Stored dataset items
<<<<
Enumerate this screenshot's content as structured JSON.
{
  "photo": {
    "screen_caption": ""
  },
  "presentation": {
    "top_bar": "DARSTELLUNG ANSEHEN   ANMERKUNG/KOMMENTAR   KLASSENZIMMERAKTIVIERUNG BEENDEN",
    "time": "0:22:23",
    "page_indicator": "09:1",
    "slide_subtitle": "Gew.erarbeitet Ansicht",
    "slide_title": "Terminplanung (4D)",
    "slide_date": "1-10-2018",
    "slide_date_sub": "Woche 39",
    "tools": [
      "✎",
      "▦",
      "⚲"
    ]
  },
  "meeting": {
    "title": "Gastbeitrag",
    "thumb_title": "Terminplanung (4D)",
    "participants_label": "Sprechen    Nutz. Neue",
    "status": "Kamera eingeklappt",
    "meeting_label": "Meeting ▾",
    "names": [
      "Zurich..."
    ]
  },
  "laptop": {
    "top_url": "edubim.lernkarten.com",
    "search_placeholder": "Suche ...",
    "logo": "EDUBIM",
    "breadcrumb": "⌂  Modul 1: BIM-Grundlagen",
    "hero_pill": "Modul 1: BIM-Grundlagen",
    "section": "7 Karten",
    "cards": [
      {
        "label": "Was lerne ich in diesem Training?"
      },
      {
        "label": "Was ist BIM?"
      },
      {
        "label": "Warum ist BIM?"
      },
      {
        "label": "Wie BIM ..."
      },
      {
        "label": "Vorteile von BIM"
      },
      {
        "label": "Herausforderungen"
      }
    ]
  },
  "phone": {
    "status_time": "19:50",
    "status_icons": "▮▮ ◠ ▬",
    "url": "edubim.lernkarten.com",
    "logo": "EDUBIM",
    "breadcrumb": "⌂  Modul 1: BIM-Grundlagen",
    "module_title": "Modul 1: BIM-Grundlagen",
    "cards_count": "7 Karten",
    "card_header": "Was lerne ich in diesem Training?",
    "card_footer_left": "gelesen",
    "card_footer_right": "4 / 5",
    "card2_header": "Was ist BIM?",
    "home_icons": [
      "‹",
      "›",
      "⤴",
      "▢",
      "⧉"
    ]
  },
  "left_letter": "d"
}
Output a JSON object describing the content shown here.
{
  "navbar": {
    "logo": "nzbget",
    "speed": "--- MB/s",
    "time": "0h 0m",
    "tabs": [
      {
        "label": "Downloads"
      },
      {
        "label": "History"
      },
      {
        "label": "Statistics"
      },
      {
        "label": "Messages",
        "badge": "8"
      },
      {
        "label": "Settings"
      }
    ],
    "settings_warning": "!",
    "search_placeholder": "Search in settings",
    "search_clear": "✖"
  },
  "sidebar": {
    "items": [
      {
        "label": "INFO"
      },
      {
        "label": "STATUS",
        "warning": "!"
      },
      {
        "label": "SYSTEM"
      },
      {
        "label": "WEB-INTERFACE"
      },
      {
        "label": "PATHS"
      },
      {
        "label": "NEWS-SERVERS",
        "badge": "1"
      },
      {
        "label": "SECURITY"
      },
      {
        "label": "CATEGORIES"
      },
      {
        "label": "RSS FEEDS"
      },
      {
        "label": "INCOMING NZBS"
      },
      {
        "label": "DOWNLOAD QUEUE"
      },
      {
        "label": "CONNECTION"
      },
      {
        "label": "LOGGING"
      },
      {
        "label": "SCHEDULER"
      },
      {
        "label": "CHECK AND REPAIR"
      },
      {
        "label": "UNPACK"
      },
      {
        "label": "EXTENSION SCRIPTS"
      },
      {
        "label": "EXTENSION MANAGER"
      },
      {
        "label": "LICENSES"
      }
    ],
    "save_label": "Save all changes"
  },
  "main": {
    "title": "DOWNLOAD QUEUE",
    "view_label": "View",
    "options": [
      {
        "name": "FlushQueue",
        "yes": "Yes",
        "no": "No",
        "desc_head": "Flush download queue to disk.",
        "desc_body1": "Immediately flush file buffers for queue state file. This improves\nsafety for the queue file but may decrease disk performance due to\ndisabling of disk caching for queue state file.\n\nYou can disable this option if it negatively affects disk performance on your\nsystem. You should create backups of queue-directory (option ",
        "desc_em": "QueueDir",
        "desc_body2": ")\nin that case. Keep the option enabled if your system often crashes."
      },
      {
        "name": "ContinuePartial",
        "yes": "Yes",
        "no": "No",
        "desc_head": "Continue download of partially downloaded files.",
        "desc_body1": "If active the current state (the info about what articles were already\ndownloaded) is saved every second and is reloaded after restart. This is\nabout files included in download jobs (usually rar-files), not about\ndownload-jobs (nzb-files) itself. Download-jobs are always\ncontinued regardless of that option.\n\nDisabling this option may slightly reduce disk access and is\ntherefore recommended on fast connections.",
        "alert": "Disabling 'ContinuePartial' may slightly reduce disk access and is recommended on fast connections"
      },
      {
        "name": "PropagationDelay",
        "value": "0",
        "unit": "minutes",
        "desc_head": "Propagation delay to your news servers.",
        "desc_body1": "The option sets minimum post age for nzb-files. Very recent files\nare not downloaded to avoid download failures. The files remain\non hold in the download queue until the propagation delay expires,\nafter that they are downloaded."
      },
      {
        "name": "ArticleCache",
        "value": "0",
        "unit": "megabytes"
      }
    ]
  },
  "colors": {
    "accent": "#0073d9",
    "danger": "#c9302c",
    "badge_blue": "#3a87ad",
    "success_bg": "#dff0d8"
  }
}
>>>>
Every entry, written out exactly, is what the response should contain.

Enumerate this screenshot's content as structured JSON.
{
  "photo": {
    "screen_caption": ""
  },
  "presentation": {
    "top_bar": "DARSTELLUNG ANSEHEN   ANMERKUNG/KOMMENTAR   KLASSENZIMMERAKTIVIERUNG BEENDEN",
    "time": "0:22:23",
    "page_indicator": "09:1",
    "slide_subtitle": "Gew.erarbeitet Ansicht",
    "slide_title": "Terminplanung (4D)",
    "slide_date": "1-10-2018",
    "slide_date_sub": "Woche 39",
    "tools": [
      "✎",
      "▦",
      "⚲"
    ]
  },
  "meeting": {
    "title": "Gastbeitrag",
    "thumb_title": "Terminplanung (4D)",
    "participants_label": "Sprechen    Nutz. Neue",
    "status": "Kamera eingeklappt",
    "meeting_label": "Meeting ▾",
    "names": [
      "Zurich..."
    ]
  },
  "laptop": {
    "top_url": "edubim.lernkarten.com",
    "search_placeholder": "Suche ...",
    "logo": "EDUBIM",
    "breadcrumb": "⌂  Modul 1: BIM-Grundlagen",
    "hero_pill": "Modul 1: BIM-Grundlagen",
    "section": "7 Karten",
    "cards": [
      {
        "label": "Was lerne ich in diesem Training?"
      },
      {
        "label": "Was ist BIM?"
      },
      {
        "label": "Warum ist BIM?"
      },
      {
        "label": "Wie BIM ..."
      },
      {
        "label": "Vorteile von BIM"
      },
      {
        "label": "Herausforderungen"
      }
    ]
  },
  "phone": {
    "status_time": "19:50",
    "status_icons": "▮▮ ◠ ▬",
    "url": "edubim.lernkarten.com",
    "logo": "EDUBIM",
    "breadcrumb": "⌂  Modul 1: BIM-Grundlagen",
    "module_title": "Modul 1: BIM-Grundlagen",
    "cards_count": "7 Karten",
    "card_header": "Was lerne ich in diesem Training?",
    "card_footer_left": "gelesen",
    "card_footer_right": "4 / 5",
    "card2_header": "Was ist BIM?",
    "home_icons": [
      "‹",
      "›",
      "⤴",
      "▢",
      "⧉"
    ]
  },
  "left_letter": "d"
}
Output a JSON object describing the content shown here.
{
  "navbar": {
    "logo": "nzbget",
    "speed": "--- MB/s",
    "time": "0h 0m",
    "tabs": [
      {
        "label": "Downloads"
      },
      {
        "label": "History"
      },
      {
        "label": "Statistics"
      },
      {
        "label": "Messages",
        "badge": "8"
      },
      {
        "label": "Settings"
      }
    ],
    "settings_warning": "!",
    "search_placeholder": "Search in settings",
    "search_clear": "✖"
  },
  "sidebar": {
    "items": [
      {
        "label": "INFO"
      },
      {
        "label": "STATUS",
        "warning": "!"
      },
      {
        "label": "SYSTEM"
      },
      {
        "label": "WEB-INTERFACE"
      },
      {
        "label": "PATHS"
      },
      {
        "label": "NEWS-SERVERS",
        "badge": "1"
      },
      {
        "label": "SECURITY"
      },
      {
        "label": "CATEGORIES"
      },
      {
        "label": "RSS FEEDS"
      },
      {
        "label": "INCOMING NZBS"
      },
      {
        "label": "DOWNLOAD QUEUE"
      },
      {
        "label": "CONNECTION"
      },
      {
        "label": "LOGGING"
      },
      {
        "label": "SCHEDULER"
      },
      {
        "label": "CHECK AND REPAIR"
      },
      {
        "label": "UNPACK"
      },
      {
        "label": "EXTENSION SCRIPTS"
      },
      {
        "label": "EXTENSION MANAGER"
      },
      {
        "label": "LICENSES"
      }
    ],
    "save_label": "Save all changes"
  },
  "main": {
    "title": "DOWNLOAD QUEUE",
    "view_label": "View",
    "options": [
      {
        "name": "FlushQueue",
        "yes": "Yes",
        "no": "No",
        "desc_head": "Flush download queue to disk.",
        "desc_body1": "Immediately flush file buffers for queue state file. This improves\nsafety for the queue file but may decrease disk performance due to\ndisabling of disk caching for queue state file.\n\nYou can disable this option if it negatively affects disk performance on your\nsystem. You should create backups of queue-directory (option ",
        "desc_em": "QueueDir",
        "desc_body2": ")\nin that case. Keep the option enabled if your system often crashes."
      },
      {
        "name": "ContinuePartial",
        "yes": "Yes",
        "no": "No",
        "desc_head": "Continue download of partially downloaded files.",
        "desc_body1": "If active the current state (the info about what articles were already\ndownloaded) is saved every second and is reloaded after restart. This is\nabout files included in download jobs (usually rar-files), not about\ndownload-jobs (nzb-files) itself. Download-jobs are always\ncontinued regardless of that option.\n\nDisabling this option may slightly reduce disk access and is\ntherefore recommended on fast connections.",
        "alert": "Disabling 'ContinuePartial' may slightly reduce disk access and is recommended on fast connections"
      },
      {
        "name": "PropagationDelay",
        "value": "0",
        "unit": "minutes",
        "desc_head": "Propagation delay to your news servers.",
        "desc_body1": "The option sets minimum post age for nzb-files. Very recent files\nare not downloaded to avoid download failures. The files remain\non hold in the download queue until the propagation delay expires,\nafter that they are downloaded."
      },
      {
        "name": "ArticleCache",
        "value": "0",
        "unit": "megabytes"
      }
    ]
  },
  "colors": {
    "accent": "#0073d9",
    "danger": "#c9302c",
    "badge_blue": "#3a87ad",
    "success_bg": "#dff0d8"
  }
}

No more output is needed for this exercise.